▶ Records from a data collection
================================
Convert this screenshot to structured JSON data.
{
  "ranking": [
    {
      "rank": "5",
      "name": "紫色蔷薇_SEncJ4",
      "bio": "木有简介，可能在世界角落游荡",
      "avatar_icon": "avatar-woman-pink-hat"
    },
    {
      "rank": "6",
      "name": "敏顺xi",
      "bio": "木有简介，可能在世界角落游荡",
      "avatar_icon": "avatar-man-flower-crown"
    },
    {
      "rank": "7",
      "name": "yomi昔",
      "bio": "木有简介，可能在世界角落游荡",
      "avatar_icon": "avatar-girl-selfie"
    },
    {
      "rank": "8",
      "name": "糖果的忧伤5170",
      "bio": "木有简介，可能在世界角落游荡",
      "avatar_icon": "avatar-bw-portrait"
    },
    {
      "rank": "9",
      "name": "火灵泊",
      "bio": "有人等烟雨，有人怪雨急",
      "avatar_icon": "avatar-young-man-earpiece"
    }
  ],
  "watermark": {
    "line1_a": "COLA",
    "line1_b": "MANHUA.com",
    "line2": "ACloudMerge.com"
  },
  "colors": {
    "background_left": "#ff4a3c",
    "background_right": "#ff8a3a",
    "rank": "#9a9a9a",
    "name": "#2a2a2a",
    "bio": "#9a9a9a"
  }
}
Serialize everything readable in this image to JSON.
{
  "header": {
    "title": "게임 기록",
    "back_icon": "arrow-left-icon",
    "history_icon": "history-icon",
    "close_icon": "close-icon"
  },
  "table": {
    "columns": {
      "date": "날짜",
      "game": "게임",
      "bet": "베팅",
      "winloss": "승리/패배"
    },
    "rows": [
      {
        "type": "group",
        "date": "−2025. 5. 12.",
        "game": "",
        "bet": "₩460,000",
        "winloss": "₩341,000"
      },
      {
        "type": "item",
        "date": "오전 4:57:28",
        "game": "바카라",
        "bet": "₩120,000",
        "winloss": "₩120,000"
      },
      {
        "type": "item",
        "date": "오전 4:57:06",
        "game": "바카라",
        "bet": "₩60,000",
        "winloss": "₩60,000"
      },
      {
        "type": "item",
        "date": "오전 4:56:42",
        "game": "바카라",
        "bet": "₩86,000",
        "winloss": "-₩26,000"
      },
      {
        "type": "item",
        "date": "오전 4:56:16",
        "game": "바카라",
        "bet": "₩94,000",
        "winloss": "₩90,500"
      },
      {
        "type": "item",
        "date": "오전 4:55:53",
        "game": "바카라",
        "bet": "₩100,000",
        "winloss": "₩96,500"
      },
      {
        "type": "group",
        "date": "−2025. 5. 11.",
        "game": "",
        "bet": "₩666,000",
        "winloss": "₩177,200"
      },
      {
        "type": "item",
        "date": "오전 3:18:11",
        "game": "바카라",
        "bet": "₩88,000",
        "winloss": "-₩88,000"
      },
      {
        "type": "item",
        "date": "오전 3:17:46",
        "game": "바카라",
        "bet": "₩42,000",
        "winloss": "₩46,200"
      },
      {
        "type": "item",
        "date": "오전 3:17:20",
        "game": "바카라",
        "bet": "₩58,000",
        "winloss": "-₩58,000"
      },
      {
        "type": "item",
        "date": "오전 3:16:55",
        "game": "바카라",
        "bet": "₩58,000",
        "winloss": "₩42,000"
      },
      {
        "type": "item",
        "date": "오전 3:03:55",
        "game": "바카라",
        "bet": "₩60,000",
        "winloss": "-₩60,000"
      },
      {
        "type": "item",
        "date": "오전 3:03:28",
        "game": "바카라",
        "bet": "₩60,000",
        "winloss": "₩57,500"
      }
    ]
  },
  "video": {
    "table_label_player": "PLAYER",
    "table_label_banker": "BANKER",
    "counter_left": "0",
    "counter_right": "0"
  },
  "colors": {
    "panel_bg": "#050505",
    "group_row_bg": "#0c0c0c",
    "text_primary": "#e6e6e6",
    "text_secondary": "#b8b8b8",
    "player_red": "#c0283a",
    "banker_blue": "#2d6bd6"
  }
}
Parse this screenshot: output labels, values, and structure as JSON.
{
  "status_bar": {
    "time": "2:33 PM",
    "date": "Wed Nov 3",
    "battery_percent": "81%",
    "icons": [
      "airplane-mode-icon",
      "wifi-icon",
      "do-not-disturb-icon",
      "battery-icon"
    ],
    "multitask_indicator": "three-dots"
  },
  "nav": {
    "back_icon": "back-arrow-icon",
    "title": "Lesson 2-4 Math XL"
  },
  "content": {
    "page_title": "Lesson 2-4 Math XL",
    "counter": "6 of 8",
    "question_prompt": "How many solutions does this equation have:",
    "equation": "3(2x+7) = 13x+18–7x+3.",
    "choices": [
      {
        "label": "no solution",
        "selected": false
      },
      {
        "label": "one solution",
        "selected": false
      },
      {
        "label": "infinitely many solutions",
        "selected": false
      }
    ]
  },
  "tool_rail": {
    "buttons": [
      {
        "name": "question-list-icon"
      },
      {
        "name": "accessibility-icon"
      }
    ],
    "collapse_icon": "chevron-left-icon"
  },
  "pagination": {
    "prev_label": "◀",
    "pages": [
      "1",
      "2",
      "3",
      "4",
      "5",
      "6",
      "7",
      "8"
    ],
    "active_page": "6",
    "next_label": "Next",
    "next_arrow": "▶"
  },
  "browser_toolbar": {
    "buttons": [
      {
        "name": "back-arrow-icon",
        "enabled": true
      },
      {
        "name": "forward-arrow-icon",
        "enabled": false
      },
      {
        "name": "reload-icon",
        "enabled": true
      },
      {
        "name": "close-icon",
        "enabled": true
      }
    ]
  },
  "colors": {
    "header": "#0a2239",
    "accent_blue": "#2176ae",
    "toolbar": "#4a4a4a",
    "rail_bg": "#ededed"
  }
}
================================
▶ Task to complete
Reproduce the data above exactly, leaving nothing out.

▶ Problem solution
Convert this screenshot to structured JSON data.
{
  "ranking": [
    {
      "rank": "5",
      "name": "紫色蔷薇_SEncJ4",
      "bio": "木有简介，可能在世界角落游荡",
      "avatar_icon": "avatar-woman-pink-hat"
    },
    {
      "rank": "6",
      "name": "敏顺xi",
      "bio": "木有简介，可能在世界角落游荡",
      "avatar_icon": "avatar-man-flower-crown"
    },
    {
      "rank": "7",
      "name": "yomi昔",
      "bio": "木有简介，可能在世界角落游荡",
      "avatar_icon": "avatar-girl-selfie"
    },
    {
      "rank": "8",
      "name": "糖果的忧伤5170",
      "bio": "木有简介，可能在世界角落游荡",
      "avatar_icon": "avatar-bw-portrait"
    },
    {
      "rank": "9",
      "name": "火灵泊",
      "bio": "有人等烟雨，有人怪雨急",
      "avatar_icon": "avatar-young-man-earpiece"
    }
  ],
  "watermark": {
    "line1_a": "COLA",
    "line1_b": "MANHUA.com",
    "line2": "ACloudMerge.com"
  },
  "colors": {
    "background_left": "#ff4a3c",
    "background_right": "#ff8a3a",
    "rank": "#9a9a9a",
    "name": "#2a2a2a",
    "bio": "#9a9a9a"
  }
}
Serialize everything readable in this image to JSON.
{
  "header": {
    "title": "게임 기록",
    "back_icon": "arrow-left-icon",
    "history_icon": "history-icon",
    "close_icon": "close-icon"
  },
  "table": {
    "columns": {
      "date": "날짜",
      "game": "게임",
      "bet": "베팅",
      "winloss": "승리/패배"
    },
    "rows": [
      {
        "type": "group",
        "date": "−2025. 5. 12.",
        "game": "",
        "bet": "₩460,000",
        "winloss": "₩341,000"
      },
      {
        "type": "item",
        "date": "오전 4:57:28",
        "game": "바카라",
        "bet": "₩120,000",
        "winloss": "₩120,000"
      },
      {
        "type": "item",
        "date": "오전 4:57:06",
        "game": "바카라",
        "bet": "₩60,000",
        "winloss": "₩60,000"
      },
      {
        "type": "item",
        "date": "오전 4:56:42",
        "game": "바카라",
        "bet": "₩86,000",
        "winloss": "-₩26,000"
      },
      {
        "type": "item",
        "date": "오전 4:56:16",
        "game": "바카라",
        "bet": "₩94,000",
        "winloss": "₩90,500"
      },
      {
        "type": "item",
        "date": "오전 4:55:53",
        "game": "바카라",
        "bet": "₩100,000",
        "winloss": "₩96,500"
      },
      {
        "type": "group",
        "date": "−2025. 5. 11.",
        "game": "",
        "bet": "₩666,000",
        "winloss": "₩177,200"
      },
      {
        "type": "item",
        "date": "오전 3:18:11",
        "game": "바카라",
        "bet": "₩88,000",
        "winloss": "-₩88,000"
      },
      {
        "type": "item",
        "date": "오전 3:17:46",
        "game": "바카라",
        "bet": "₩42,000",
        "winloss": "₩46,200"
      },
      {
        "type": "item",
        "date": "오전 3:17:20",
        "game": "바카라",
        "bet": "₩58,000",
        "winloss": "-₩58,000"
      },
      {
        "type": "item",
        "date": "오전 3:16:55",
        "game": "바카라",
        "bet": "₩58,000",
        "winloss": "₩42,000"
      },
      {
        "type": "item",
        "date": "오전 3:03:55",
        "game": "바카라",
        "bet": "₩60,000",
        "winloss": "-₩60,000"
      },
      {
        "type": "item",
        "date": "오전 3:03:28",
        "game": "바카라",
        "bet": "₩60,000",
        "winloss": "₩57,500"
      }
    ]
  },
  "video": {
    "table_label_player": "PLAYER",
    "table_label_banker": "BANKER",
    "counter_left": "0",
    "counter_right": "0"
  },
  "colors": {
    "panel_bg": "#050505",
    "group_row_bg": "#0c0c0c",
    "text_primary": "#e6e6e6",
    "text_secondary": "#b8b8b8",
    "player_red": "#c0283a",
    "banker_blue": "#2d6bd6"
  }
}
Parse this screenshot: output labels, values, and structure as JSON.
{
  "status_bar": {
    "time": "2:33 PM",
    "date": "Wed Nov 3",
    "battery_percent": "81%",
    "icons": [
      "airplane-mode-icon",
      "wifi-icon",
      "do-not-disturb-icon",
      "battery-icon"
    ],
    "multitask_indicator": "three-dots"
  },
  "nav": {
    "back_icon": "back-arrow-icon",
    "title": "Lesson 2-4 Math XL"
  },
  "content": {
    "page_title": "Lesson 2-4 Math XL",
    "counter": "6 of 8",
    "question_prompt": "How many solutions does this equation have:",
    "equation": "3(2x+7) = 13x+18–7x+3.",
    "choices": [
      {
        "label": "no solution",
        "selected": false
      },
      {
        "label": "one solution",
        "selected": false
      },
      {
        "label": "infinitely many solutions",
        "selected": false
      }
    ]
  },
  "tool_rail": {
    "buttons": [
      {
        "name": "question-list-icon"
      },
      {
        "name": "accessibility-icon"
      }
    ],
    "collapse_icon": "chevron-left-icon"
  },
  "pagination": {
    "prev_label": "◀",
    "pages": [
      "1",
      "2",
      "3",
      "4",
      "5",
      "6",
      "7",
      "8"
    ],
    "active_page": "6",
    "next_label": "Next",
    "next_arrow": "▶"
  },
  "browser_toolbar": {
    "buttons": [
      {
        "name": "back-arrow-icon",
        "enabled": true
      },
      {
        "name": "forward-arrow-icon",
        "enabled": false
      },
      {
        "name": "reload-icon",
        "enabled": true
      },
      {
        "name": "close-icon",
        "enabled": true
      }
    ]
  },
  "colors": {
    "header": "#0a2239",
    "accent_blue": "#2176ae",
    "toolbar": "#4a4a4a",
    "rail_bg": "#ededed"
  }
}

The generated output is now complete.